> **WHAT THE TASK REQUIRES**
For the entries that follow, produce an exact copy with no pictures in it.

> **DATA**
******
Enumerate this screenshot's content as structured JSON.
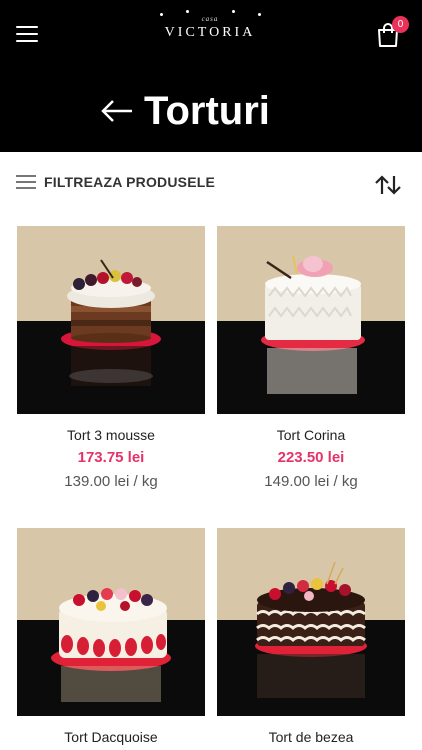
{
  "header": {
    "logo_sub": "casa",
    "logo_main": "VICTORIA",
    "cart_count": "0",
    "page_title": "Torturi"
  },
  "filter": {
    "label": "FILTREAZA PRODUSELE"
  },
  "products": [
    {
      "name": "Tort 3 mousse",
      "price": "173.75 lei",
      "unit_price": "139.00 lei / kg"
    },
    {
      "name": "Tort Corina",
      "price": "223.50 lei",
      "unit_price": "149.00 lei / kg"
    },
    {
      "name": "Tort Dacquoise",
      "price": "",
      "unit_price": ""
    },
    {
      "name": "Tort de bezea",
      "price": "",
      "unit_price": ""
    }
  ],
  "colors": {
    "header_bg": "#000000",
    "accent_price": "#e5336a",
    "badge": "#e8325a"
  },
  "icons": [
    "menu-icon",
    "cart-icon",
    "back-arrow-icon",
    "filter-icon",
    "sort-icon"
  ]
}
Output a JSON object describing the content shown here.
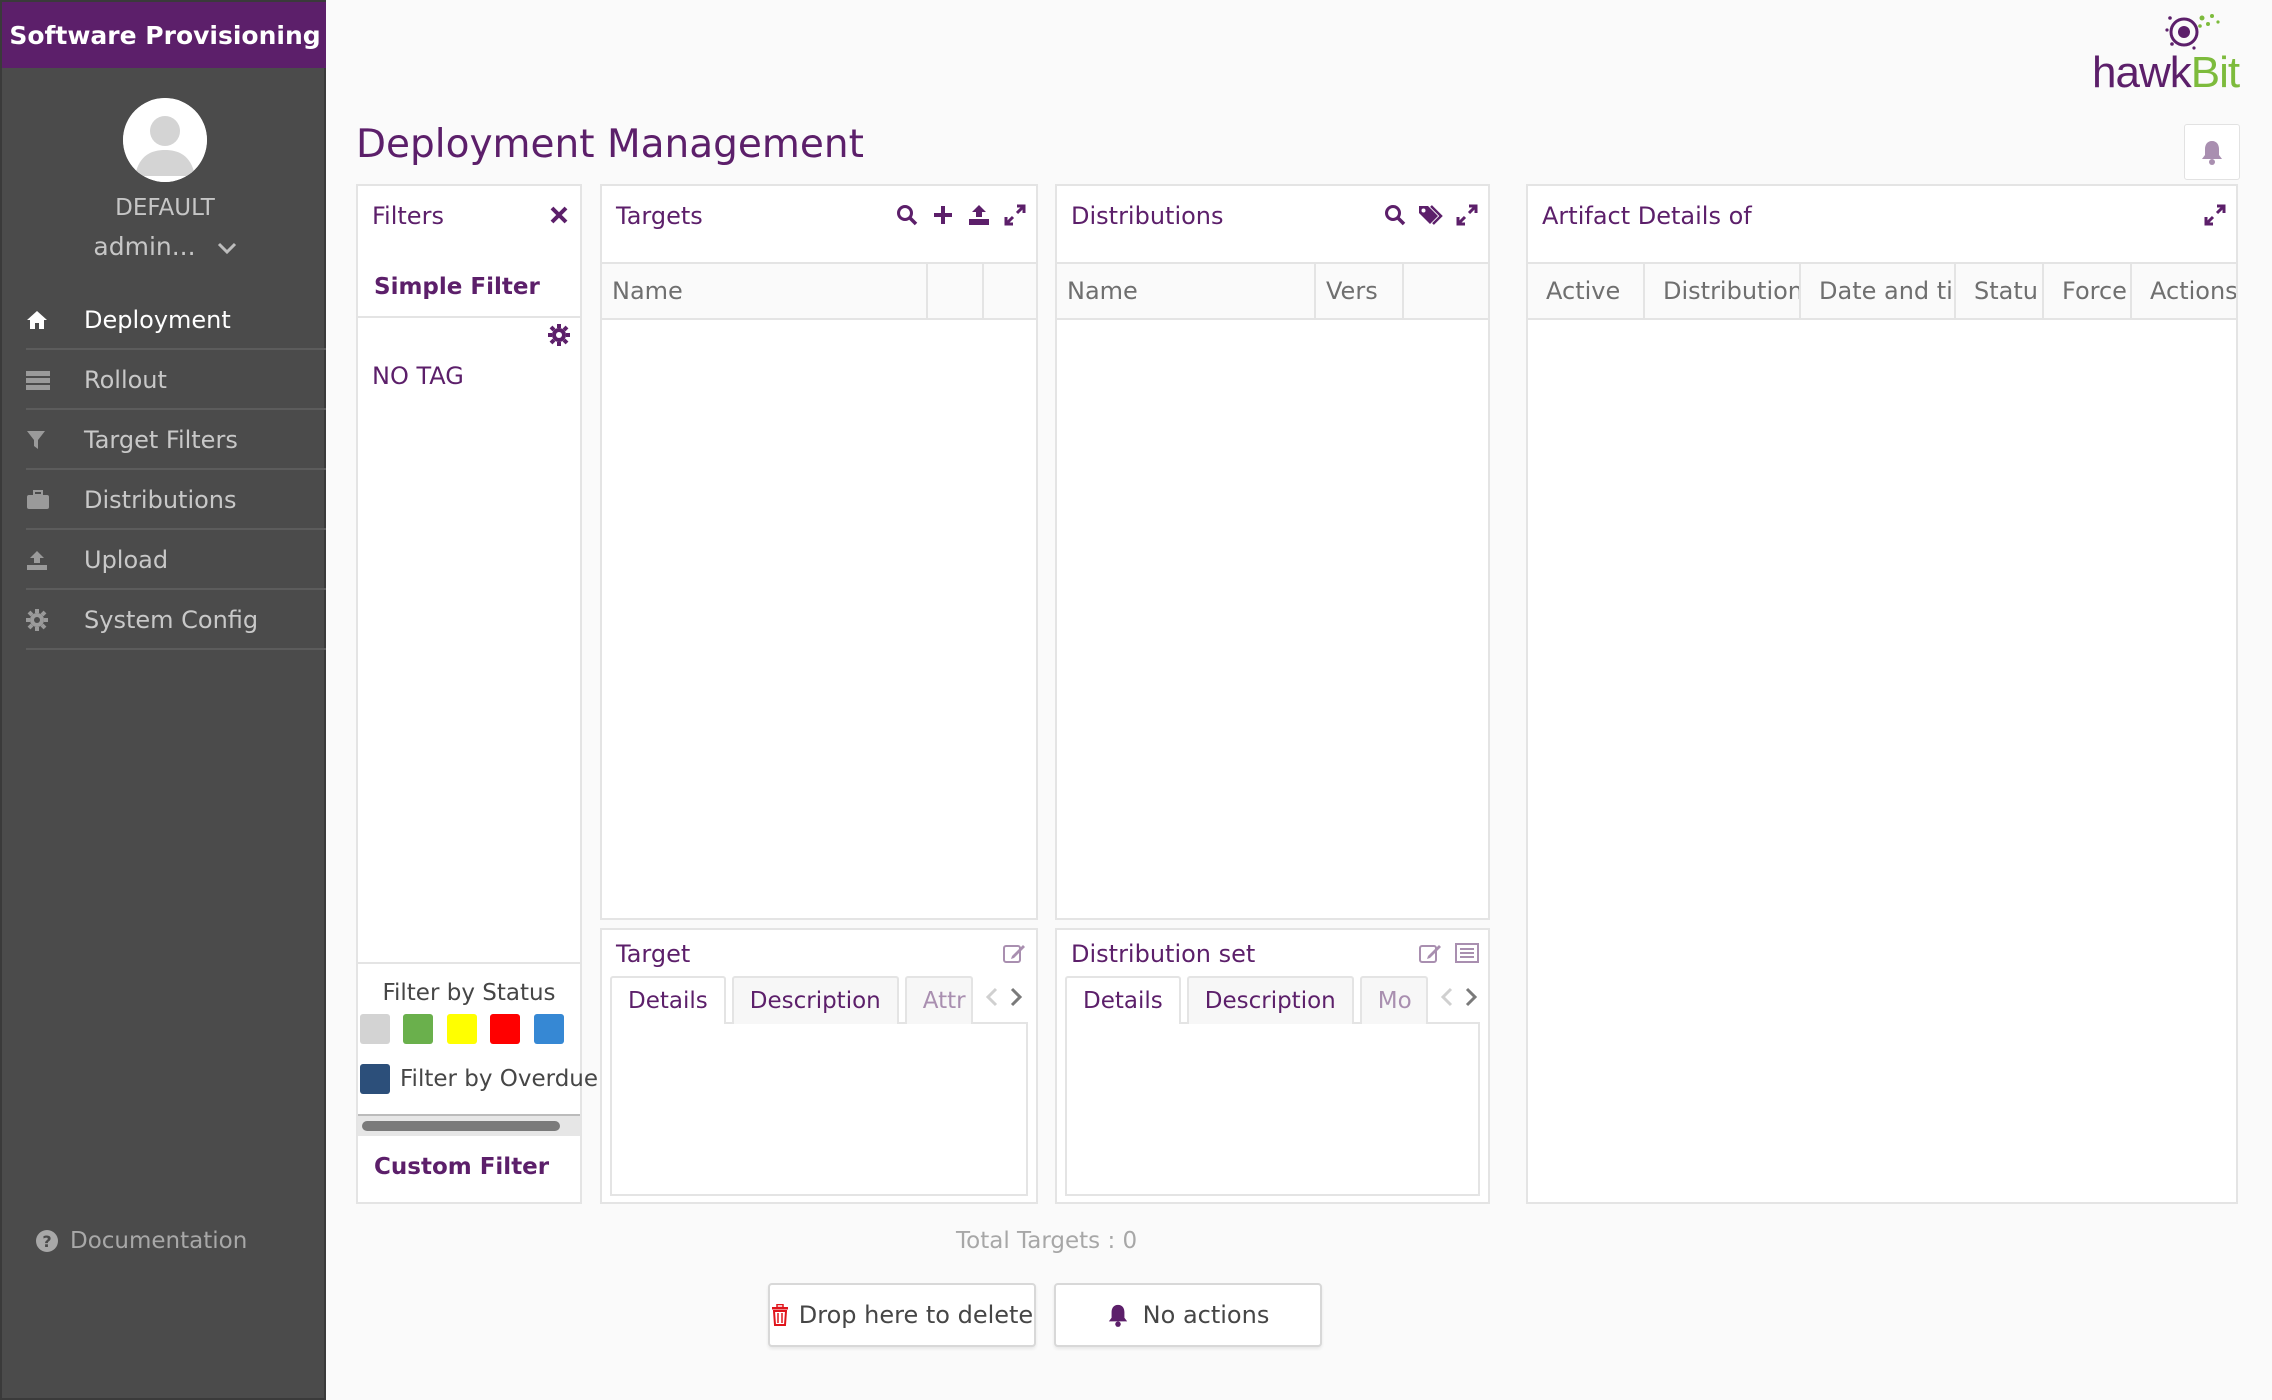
{
  "sidebar": {
    "app_title": "Software Provisioning",
    "tenant": "DEFAULT",
    "user": "admin...",
    "items": [
      {
        "label": "Deployment",
        "icon": "home-icon"
      },
      {
        "label": "Rollout",
        "icon": "rollout-icon"
      },
      {
        "label": "Target Filters",
        "icon": "filter-icon"
      },
      {
        "label": "Distributions",
        "icon": "briefcase-icon"
      },
      {
        "label": "Upload",
        "icon": "upload-icon"
      },
      {
        "label": "System Config",
        "icon": "gear-icon"
      }
    ],
    "active_index": 0,
    "documentation": "Documentation"
  },
  "header": {
    "page_title": "Deployment Management",
    "logo_text_hawk": "hawk",
    "logo_text_bit": "Bit"
  },
  "filters": {
    "title": "Filters",
    "simple_filter": "Simple Filter",
    "no_tag": "NO TAG",
    "filter_by_status": "Filter by Status",
    "status_colors": [
      "#d3d3d3",
      "#6ab04c",
      "#ffff00",
      "#ff0000",
      "#3688d4"
    ],
    "filter_by_overdue": "Filter by Overdue",
    "custom_filter": "Custom Filter"
  },
  "targets": {
    "title": "Targets",
    "columns": [
      "Name",
      "",
      ""
    ]
  },
  "distributions": {
    "title": "Distributions",
    "columns": [
      "Name",
      "Vers",
      ""
    ]
  },
  "artifact_details": {
    "title": "Artifact Details of",
    "columns": [
      "Active",
      "Distribution:",
      "Date and tir",
      "Statu",
      "Force",
      "Actions"
    ]
  },
  "target_details": {
    "title": "Target",
    "tabs": [
      "Details",
      "Description",
      "Attr"
    ]
  },
  "dist_set_details": {
    "title": "Distribution set",
    "tabs": [
      "Details",
      "Description",
      "Mo"
    ]
  },
  "footer": {
    "total_targets": "Total Targets : 0",
    "delete_label": "Drop here to delete",
    "actions_label": "No actions"
  },
  "colors": {
    "brand": "#5c1f6a",
    "sidebar": "#4b4b4b",
    "logo_green": "#7dbb3c"
  }
}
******
> **OUTPUT**
Enumerate this screenshot's content as structured JSON.
{
  "header": {
    "logo_sub": "casa",
    "logo_main": "VICTORIA",
    "cart_count": "0",
    "page_title": "Torturi"
  },
  "filter": {
    "label": "FILTREAZA PRODUSELE"
  },
  "products": [
    {
      "name": "Tort 3 mousse",
      "price": "173.75 lei",
      "unit_price": "139.00 lei / kg"
    },
    {
      "name": "Tort Corina",
      "price": "223.50 lei",
      "unit_price": "149.00 lei / kg"
    },
    {
      "name": "Tort Dacquoise",
      "price": "",
      "unit_price": ""
    },
    {
      "name": "Tort de bezea",
      "price": "",
      "unit_price": ""
    }
  ],
  "colors": {
    "header_bg": "#000000",
    "accent_price": "#e5336a",
    "badge": "#e8325a"
  },
  "icons": [
    "menu-icon",
    "cart-icon",
    "back-arrow-icon",
    "filter-icon",
    "sort-icon"
  ]
}
Output a JSON object describing the content shown here.
{
  "sidebar": {
    "app_title": "Software Provisioning",
    "tenant": "DEFAULT",
    "user": "admin...",
    "items": [
      {
        "label": "Deployment",
        "icon": "home-icon"
      },
      {
        "label": "Rollout",
        "icon": "rollout-icon"
      },
      {
        "label": "Target Filters",
        "icon": "filter-icon"
      },
      {
        "label": "Distributions",
        "icon": "briefcase-icon"
      },
      {
        "label": "Upload",
        "icon": "upload-icon"
      },
      {
        "label": "System Config",
        "icon": "gear-icon"
      }
    ],
    "active_index": 0,
    "documentation": "Documentation"
  },
  "header": {
    "page_title": "Deployment Management",
    "logo_text_hawk": "hawk",
    "logo_text_bit": "Bit"
  },
  "filters": {
    "title": "Filters",
    "simple_filter": "Simple Filter",
    "no_tag": "NO TAG",
    "filter_by_status": "Filter by Status",
    "status_colors": [
      "#d3d3d3",
      "#6ab04c",
      "#ffff00",
      "#ff0000",
      "#3688d4"
    ],
    "filter_by_overdue": "Filter by Overdue",
    "custom_filter": "Custom Filter"
  },
  "targets": {
    "title": "Targets",
    "columns": [
      "Name",
      "",
      ""
    ]
  },
  "distributions": {
    "title": "Distributions",
    "columns": [
      "Name",
      "Vers",
      ""
    ]
  },
  "artifact_details": {
    "title": "Artifact Details of",
    "columns": [
      "Active",
      "Distribution:",
      "Date and tir",
      "Statu",
      "Force",
      "Actions"
    ]
  },
  "target_details": {
    "title": "Target",
    "tabs": [
      "Details",
      "Description",
      "Attr"
    ]
  },
  "dist_set_details": {
    "title": "Distribution set",
    "tabs": [
      "Details",
      "Description",
      "Mo"
    ]
  },
  "footer": {
    "total_targets": "Total Targets : 0",
    "delete_label": "Drop here to delete",
    "actions_label": "No actions"
  },
  "colors": {
    "brand": "#5c1f6a",
    "sidebar": "#4b4b4b",
    "logo_green": "#7dbb3c"
  }
}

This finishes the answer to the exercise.